A few progressive commentators have pointed out that the phrase "government n****r" is sometimes used by white people in the south to describe black people who receive welfare or other government benefits. Is it possible that Santorum was about to trip up by spouting a colloquialism that might be accepted in his inner circle, but certainly isn't acceptable for use in the public arena?
Well, maybe. Neither phrase really makes any sense in context. Santorum was describing how Obama's anti-war politics turned out to be more of a facade than anything, luring voters in with the promise of peace when really he's continued to maintain more or less the military status quo. What does that have to do with welfare? By contrast, I've never heard of such a thing as an "anti-war governmentnik" either. Was he trying to Sovietize common English? Is he calling Obama a communist? What's going on in there?
To me, it sounds like Santorum's just burping up word salad for a minute there. I'm pretty sure even he knows that the n-word isn't allowed in political speeches (or any white person's speech, ever) and he doesn't look like he was half a second away from a verbal land mine. You'd think if he caught himself about to use that word about the president, he'd have a bit more of an oops-face going on.

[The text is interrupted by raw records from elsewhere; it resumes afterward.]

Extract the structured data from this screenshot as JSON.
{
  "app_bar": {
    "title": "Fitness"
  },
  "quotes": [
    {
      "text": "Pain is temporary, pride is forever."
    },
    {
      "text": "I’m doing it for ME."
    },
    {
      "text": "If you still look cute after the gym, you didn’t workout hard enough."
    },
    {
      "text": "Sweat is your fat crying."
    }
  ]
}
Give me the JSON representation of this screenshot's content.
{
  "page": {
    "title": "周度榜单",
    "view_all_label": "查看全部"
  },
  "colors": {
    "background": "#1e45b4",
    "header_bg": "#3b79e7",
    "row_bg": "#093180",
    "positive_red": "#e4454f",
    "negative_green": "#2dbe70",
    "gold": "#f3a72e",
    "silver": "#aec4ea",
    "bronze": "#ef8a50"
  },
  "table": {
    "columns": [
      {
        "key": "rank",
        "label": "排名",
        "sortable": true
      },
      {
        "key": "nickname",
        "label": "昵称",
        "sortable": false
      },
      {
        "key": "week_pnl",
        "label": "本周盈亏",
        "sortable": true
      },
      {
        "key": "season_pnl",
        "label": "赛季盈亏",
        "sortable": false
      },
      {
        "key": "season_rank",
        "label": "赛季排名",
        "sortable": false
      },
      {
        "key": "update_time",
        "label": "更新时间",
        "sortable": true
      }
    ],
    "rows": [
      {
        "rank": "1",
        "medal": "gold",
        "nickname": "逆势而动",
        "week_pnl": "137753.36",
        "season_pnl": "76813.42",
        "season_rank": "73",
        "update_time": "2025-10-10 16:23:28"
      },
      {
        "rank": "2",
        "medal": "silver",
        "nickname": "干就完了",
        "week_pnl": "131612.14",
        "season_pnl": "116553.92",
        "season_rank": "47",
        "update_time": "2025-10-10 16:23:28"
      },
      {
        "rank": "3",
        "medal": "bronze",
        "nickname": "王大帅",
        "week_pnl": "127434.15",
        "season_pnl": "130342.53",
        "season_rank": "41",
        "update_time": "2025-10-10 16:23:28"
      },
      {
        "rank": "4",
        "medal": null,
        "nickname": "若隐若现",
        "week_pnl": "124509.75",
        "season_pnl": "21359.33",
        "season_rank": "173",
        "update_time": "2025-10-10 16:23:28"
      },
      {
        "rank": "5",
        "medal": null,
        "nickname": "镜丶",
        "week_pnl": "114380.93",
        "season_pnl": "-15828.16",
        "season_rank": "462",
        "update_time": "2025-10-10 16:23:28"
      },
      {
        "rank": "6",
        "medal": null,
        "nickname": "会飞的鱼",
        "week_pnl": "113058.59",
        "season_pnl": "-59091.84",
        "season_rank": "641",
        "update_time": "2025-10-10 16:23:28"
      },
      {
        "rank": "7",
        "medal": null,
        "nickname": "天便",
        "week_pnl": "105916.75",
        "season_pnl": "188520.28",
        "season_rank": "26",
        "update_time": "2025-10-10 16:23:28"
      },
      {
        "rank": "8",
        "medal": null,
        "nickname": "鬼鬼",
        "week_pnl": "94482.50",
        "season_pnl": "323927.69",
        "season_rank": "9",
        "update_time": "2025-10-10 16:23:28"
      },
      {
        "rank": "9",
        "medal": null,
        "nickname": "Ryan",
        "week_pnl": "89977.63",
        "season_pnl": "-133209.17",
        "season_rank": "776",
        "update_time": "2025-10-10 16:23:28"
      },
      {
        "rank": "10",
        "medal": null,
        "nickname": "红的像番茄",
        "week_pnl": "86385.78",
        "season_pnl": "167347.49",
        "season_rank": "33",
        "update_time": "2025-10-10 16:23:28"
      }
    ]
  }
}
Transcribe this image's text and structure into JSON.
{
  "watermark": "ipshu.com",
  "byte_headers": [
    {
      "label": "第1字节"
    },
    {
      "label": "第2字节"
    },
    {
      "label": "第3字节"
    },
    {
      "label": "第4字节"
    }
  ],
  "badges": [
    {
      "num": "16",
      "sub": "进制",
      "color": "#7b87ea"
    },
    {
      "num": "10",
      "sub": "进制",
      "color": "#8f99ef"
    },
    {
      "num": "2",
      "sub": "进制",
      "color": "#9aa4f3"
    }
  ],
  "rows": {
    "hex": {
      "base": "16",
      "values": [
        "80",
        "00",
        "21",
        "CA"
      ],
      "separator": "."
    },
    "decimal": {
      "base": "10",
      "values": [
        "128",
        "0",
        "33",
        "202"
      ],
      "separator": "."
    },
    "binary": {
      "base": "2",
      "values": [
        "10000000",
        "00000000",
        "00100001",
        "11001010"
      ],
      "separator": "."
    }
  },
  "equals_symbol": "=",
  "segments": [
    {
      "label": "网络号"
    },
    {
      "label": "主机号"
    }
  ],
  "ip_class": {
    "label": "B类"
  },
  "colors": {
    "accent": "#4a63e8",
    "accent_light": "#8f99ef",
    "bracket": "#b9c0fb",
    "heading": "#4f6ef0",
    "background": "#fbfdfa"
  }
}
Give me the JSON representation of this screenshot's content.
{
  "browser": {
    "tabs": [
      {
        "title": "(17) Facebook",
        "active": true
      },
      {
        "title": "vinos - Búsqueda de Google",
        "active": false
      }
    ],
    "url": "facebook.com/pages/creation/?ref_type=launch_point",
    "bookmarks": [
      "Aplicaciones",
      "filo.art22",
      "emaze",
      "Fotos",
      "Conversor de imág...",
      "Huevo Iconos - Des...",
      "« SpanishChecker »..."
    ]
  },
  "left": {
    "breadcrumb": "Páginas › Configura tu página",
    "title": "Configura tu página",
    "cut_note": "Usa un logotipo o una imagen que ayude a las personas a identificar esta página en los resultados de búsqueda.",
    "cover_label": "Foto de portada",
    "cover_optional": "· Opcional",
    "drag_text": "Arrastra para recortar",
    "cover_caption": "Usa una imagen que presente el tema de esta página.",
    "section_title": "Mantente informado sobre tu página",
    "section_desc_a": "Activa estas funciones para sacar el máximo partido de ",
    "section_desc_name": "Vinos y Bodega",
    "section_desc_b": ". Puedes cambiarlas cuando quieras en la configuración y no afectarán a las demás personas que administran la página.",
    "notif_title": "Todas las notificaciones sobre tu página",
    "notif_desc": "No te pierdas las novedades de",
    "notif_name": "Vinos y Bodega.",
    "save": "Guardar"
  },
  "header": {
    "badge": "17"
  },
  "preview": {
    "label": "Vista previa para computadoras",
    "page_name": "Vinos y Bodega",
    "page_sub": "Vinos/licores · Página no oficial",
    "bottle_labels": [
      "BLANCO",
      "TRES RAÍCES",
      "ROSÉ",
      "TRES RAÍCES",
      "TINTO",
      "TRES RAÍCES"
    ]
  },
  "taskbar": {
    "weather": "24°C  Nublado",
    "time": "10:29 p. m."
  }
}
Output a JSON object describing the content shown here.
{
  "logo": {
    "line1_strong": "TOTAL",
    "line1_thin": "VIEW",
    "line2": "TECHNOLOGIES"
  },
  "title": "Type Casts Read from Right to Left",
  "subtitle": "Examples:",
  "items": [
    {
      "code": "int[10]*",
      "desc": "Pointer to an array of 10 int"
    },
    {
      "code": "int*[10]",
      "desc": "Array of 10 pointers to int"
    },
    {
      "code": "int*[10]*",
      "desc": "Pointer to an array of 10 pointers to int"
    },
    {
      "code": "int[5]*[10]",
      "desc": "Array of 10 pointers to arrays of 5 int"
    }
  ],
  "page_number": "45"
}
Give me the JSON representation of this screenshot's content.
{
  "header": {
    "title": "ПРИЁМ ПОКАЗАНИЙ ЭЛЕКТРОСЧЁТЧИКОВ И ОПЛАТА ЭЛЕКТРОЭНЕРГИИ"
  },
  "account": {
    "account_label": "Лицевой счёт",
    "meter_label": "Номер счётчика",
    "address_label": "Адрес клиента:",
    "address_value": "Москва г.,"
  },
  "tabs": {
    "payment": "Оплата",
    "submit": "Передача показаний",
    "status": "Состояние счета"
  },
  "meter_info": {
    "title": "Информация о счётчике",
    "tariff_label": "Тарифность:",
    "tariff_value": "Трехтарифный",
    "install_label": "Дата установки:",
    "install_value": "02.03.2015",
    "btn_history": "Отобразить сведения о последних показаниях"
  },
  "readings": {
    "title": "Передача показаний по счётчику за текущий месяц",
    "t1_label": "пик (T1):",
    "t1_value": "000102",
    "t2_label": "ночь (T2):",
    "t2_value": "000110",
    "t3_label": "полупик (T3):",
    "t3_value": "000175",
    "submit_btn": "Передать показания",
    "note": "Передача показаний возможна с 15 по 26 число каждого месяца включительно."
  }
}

There are plenty of reasons to dislike Santorum as he stands. He doesn't even need to slip up this late in the game. His entire platform is enough to demonstrate his incompetence. But this widespread accusation of racist language might be the nail in the coffin for him. In which case, I guess it's a good thing that he's being misheard. The thought of even the slightest possibility of a President Frothy makes me want to curl up under my bed for the next four years.